In a second example, we show in figure 2 the highly promising results obtained in the application of nonlinear signal processing and multiscale techniques to the localization of heart fibrillation phenomenon acquired from a real patient and mapped over a reconstructed 3D surface of the heart. The notion of source field, defined in GEOSTAT from the computation of derivative measures related to the singularity exponents allows the localization of arrythmic phenomena inside the heart [8] .
In a third example, we show in figure 3 the result of a new nonlinear method based on singularity exponents for optical phase reconstruction in adaptive optics (PhD of Suman Kumar Maji, defended November 2013). The method is very robust to noise. It consists in propagating subgradient information of acquired phase at low resolution across the scales of a multiresolution analysis computed on singularity exponents.

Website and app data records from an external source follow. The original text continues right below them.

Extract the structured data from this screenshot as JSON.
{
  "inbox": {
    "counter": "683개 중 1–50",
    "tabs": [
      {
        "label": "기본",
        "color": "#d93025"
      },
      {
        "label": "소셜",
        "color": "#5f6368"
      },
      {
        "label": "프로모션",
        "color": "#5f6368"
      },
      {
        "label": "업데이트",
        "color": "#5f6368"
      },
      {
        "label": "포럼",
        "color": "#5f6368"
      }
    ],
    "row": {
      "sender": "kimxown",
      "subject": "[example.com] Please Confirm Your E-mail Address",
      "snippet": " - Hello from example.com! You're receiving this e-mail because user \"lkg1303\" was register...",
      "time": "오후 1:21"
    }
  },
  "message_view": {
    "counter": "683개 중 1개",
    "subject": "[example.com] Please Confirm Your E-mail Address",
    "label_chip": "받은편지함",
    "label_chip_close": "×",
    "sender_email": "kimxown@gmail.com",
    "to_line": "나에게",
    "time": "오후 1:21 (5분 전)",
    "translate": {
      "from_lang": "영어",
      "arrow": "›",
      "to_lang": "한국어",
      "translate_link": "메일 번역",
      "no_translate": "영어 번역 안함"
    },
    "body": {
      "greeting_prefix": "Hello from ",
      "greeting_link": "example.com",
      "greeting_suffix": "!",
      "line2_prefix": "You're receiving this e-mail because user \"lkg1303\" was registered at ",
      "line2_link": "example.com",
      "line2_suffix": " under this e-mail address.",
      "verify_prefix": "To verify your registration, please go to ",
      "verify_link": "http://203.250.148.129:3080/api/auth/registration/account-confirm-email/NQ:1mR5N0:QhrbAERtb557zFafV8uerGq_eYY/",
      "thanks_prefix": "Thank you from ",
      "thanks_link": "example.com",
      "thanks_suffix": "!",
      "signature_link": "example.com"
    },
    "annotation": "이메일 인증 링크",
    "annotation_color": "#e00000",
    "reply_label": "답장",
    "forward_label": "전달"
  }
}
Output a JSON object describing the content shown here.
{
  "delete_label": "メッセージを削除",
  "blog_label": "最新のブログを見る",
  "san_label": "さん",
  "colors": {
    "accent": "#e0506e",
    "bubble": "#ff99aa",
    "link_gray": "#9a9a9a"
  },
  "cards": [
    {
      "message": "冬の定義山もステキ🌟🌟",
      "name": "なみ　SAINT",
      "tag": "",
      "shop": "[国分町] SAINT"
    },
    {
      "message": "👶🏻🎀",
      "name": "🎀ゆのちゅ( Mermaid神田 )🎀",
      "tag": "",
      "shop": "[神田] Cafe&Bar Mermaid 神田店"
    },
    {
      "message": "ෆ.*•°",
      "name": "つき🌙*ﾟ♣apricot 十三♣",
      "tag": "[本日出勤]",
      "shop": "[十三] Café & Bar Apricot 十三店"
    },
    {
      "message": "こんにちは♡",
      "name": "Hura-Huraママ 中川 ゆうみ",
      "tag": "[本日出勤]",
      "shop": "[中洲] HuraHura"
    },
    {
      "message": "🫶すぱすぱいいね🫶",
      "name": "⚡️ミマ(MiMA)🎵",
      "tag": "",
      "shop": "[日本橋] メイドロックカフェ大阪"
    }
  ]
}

Our last example is about speech. In speech analysis, we use the concept of the Most Singular Manifold (MSM) to localize critical events in domain of this signal. We show that in case of voiced speech signals, the MSM coincides with the instants of significant excitation of the vocal tract system. It is known that these major excitations occur when the glottis is closed, and hence, they are called the Glottal Closure Instants (GCI). We use the MSM to develop a reliable and noise robust GCI detection algorithm and we evaluate our algorithm using contemporaneous ElectroGlottoGraph (EGG) recordings. See figure 4 .